▸ **Try it**
State how many lines in the entries below include the string "Markups", and give nothing beyond that number.

##### Data extracts #####

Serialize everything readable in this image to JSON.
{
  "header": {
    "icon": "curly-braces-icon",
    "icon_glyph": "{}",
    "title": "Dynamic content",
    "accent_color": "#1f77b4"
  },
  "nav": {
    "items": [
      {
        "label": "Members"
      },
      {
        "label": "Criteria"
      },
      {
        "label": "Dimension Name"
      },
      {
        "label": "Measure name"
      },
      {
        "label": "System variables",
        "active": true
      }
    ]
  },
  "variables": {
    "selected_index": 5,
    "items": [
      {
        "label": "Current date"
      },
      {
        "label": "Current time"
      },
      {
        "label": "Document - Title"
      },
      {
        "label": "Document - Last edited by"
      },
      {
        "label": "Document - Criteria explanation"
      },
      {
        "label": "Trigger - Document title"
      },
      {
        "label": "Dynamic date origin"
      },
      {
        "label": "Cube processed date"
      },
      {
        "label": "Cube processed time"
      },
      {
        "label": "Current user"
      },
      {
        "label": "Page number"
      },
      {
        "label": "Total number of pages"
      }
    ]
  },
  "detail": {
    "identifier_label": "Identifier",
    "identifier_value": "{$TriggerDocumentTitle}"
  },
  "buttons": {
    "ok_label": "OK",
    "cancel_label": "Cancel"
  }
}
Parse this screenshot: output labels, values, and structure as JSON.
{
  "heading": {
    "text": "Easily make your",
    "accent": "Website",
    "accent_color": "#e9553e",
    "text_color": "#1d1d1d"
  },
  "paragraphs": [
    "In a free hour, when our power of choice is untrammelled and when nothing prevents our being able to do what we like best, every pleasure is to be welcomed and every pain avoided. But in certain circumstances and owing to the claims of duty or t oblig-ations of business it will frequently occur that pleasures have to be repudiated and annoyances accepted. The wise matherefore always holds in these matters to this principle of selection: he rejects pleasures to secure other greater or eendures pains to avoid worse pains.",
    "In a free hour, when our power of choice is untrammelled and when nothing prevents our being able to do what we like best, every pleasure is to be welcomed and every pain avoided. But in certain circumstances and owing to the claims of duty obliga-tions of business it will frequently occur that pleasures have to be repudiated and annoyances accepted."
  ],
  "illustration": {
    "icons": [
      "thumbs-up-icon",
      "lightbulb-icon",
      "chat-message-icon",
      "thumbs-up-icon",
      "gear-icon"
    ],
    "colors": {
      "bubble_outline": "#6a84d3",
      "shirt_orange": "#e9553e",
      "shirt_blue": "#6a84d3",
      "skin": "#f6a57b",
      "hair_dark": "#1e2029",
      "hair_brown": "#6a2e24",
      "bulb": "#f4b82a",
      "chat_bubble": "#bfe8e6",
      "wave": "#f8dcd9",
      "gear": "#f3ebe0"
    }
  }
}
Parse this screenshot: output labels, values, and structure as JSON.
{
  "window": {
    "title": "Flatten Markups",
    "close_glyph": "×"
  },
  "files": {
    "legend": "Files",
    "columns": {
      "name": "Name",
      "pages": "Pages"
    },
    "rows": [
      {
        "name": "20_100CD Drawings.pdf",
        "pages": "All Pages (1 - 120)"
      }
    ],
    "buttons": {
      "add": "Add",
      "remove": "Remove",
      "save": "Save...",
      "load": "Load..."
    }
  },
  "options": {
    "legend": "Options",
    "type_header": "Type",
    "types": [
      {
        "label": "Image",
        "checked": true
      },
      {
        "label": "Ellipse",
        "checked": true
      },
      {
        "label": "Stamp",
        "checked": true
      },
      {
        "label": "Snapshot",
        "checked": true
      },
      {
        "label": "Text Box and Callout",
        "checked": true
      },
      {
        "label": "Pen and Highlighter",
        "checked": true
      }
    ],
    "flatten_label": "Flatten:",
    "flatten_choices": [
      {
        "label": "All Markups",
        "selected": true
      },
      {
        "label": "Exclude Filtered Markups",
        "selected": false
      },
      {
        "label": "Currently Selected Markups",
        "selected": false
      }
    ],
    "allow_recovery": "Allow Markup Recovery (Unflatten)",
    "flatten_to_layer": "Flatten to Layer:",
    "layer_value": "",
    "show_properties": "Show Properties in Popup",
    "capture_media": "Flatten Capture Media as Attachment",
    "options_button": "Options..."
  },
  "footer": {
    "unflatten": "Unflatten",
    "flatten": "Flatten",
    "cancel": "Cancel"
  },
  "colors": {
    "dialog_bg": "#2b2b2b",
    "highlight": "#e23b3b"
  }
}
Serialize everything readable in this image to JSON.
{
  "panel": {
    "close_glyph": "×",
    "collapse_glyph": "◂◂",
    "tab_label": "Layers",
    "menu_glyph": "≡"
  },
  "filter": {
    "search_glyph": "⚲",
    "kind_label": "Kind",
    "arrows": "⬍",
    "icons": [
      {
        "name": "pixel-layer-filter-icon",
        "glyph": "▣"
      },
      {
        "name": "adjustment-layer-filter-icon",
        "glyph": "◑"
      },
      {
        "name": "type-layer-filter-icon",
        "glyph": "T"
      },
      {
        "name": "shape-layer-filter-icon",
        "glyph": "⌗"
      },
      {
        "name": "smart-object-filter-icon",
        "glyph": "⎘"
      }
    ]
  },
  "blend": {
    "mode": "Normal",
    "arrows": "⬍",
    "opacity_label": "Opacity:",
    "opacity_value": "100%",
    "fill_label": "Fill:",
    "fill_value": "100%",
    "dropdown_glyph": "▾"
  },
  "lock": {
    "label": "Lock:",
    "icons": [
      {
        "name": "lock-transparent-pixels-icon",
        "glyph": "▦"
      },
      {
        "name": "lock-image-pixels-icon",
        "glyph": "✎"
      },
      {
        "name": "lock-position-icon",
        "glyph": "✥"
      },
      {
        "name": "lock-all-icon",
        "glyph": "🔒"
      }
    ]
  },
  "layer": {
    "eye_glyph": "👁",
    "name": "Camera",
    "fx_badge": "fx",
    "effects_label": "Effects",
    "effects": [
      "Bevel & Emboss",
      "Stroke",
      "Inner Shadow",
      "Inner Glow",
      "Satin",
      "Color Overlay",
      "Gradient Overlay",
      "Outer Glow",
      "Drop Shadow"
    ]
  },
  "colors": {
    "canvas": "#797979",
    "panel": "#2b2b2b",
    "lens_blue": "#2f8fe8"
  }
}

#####

▸ **Your solution**
4